State Sen. Wayne Fontana (D-Allegheny) started drafting legislation last week that would legalize ride-sharing in Pennsylvania.
The PUC Tuesday issued a statement regarding SB 1457. “We have been working with Sen. Fontana and fully support his legislation that would provide an option for transportation network companies to operate legally within the state. We are pleased that he has taken this initiative and introduced this legislation. We look forward to assisting Sen. Fontana as he seeks passage of this important measure in the fall.”
In the meantime, Fontana has introduced a symbolic resolution calling on the PUC to issue temporary permits to ride-sharing companies Lyft and Uber, allowing them to operate while his legislation makes its way through the state system.
Fontana said the temporary permits would allow Lyft and Uber drivers to “exist without hassle.”
“As long as they have the criteria, the oversight, the regulation that’s in this legislation, if they have it in place, then we’re asking them (the PUC) to issue them (ride-sharing companies) a temporary license until the legislation could be signed into law.”
State Rep. Erin Molchany (D-Allegheny) has put forth a similar measure in the House.
With the General Assembly preparing to recess for the summer, Fontana’s bill most likely won’t be considered until sessions resume in September. He’s hoping the House and Senate come to a decision before the end of the year.
Fontana’s bill would establish a “transportation network company” (another way of saying ride-sharing companies), as well as driver-training programs and a zero-tolerance alcohol policy for drivers. The legislation would also require specific levels of insurance coverage and vehicle inspections.
Fontana said he doesn’t expect much opposition because the legislation caters to both sides of the issue.
“There’s obviously a gap in the service at it exists and this filled the gap nicely and the folks have responded in a positive way.”
Lyft and Uber, which allow users to connect to available drivers via a smartphone, were ordered to cease-and-desist last week by two PUC administrative judges. Despite the ruling, the companies have continued to operate in Pennsylvania.

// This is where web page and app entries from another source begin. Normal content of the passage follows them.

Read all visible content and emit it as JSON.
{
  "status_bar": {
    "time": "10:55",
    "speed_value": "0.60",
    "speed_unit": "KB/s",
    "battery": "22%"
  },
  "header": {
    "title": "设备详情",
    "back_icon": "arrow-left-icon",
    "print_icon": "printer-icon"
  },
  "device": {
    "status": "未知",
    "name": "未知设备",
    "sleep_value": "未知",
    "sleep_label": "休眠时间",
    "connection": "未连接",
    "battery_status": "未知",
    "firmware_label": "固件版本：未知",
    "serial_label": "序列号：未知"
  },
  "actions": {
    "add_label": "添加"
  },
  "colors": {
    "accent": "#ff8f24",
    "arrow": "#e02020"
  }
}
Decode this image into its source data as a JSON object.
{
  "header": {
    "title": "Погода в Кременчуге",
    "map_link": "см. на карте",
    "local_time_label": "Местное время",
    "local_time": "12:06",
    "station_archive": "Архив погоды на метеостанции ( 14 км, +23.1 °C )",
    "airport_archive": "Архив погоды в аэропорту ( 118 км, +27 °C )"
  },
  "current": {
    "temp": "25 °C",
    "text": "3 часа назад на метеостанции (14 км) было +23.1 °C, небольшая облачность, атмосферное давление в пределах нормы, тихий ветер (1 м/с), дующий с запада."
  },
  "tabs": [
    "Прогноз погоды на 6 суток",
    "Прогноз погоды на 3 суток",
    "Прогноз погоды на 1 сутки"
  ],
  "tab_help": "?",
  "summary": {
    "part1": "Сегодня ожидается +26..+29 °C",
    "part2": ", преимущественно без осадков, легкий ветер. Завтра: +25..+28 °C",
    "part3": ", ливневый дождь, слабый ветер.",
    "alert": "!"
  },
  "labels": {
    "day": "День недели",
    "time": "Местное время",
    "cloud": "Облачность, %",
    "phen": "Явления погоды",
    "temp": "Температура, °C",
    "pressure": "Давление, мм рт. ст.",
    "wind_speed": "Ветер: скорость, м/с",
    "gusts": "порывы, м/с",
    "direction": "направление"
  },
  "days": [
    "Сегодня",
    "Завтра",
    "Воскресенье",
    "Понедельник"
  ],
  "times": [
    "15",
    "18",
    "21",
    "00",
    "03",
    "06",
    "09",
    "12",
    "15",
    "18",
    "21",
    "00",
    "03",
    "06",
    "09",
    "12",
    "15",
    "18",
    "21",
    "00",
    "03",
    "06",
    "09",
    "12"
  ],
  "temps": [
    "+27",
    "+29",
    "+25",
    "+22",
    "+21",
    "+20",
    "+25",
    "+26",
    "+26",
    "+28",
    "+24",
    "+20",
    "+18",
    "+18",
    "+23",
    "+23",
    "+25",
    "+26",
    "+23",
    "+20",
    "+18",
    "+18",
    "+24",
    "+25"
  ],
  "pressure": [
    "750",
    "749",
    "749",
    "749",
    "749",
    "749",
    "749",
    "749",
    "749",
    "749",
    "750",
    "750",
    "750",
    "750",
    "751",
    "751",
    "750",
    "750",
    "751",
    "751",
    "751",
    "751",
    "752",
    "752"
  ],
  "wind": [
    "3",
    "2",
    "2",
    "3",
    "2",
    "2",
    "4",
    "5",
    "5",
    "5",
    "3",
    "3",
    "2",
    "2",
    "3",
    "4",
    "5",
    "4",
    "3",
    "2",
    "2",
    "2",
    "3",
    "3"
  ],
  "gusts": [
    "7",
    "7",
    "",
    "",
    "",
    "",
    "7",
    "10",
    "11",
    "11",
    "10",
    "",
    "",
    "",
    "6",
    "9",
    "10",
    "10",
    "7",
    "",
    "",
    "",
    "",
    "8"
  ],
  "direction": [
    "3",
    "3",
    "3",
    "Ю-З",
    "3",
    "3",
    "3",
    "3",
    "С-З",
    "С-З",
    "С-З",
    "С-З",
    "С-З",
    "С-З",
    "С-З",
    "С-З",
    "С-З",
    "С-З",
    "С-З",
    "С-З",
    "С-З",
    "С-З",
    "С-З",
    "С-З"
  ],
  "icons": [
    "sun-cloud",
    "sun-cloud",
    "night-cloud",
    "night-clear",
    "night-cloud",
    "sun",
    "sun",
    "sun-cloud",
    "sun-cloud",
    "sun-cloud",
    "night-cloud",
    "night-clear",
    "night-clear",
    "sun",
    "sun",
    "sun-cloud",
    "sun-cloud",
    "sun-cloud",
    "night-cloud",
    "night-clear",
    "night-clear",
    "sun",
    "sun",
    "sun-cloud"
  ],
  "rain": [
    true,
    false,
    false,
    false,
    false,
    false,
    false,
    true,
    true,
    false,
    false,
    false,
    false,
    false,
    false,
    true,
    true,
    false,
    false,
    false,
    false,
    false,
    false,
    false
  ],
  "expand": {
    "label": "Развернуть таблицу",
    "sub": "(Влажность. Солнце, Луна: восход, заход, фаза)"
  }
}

Uber replied with a written statement: “Despite the Pennsylvania Public Utilities Commission decision today to support special interests over consumers, Uber will operate as usual and continue providing Pittsburghers with access to safe, affordable and reliable rides.”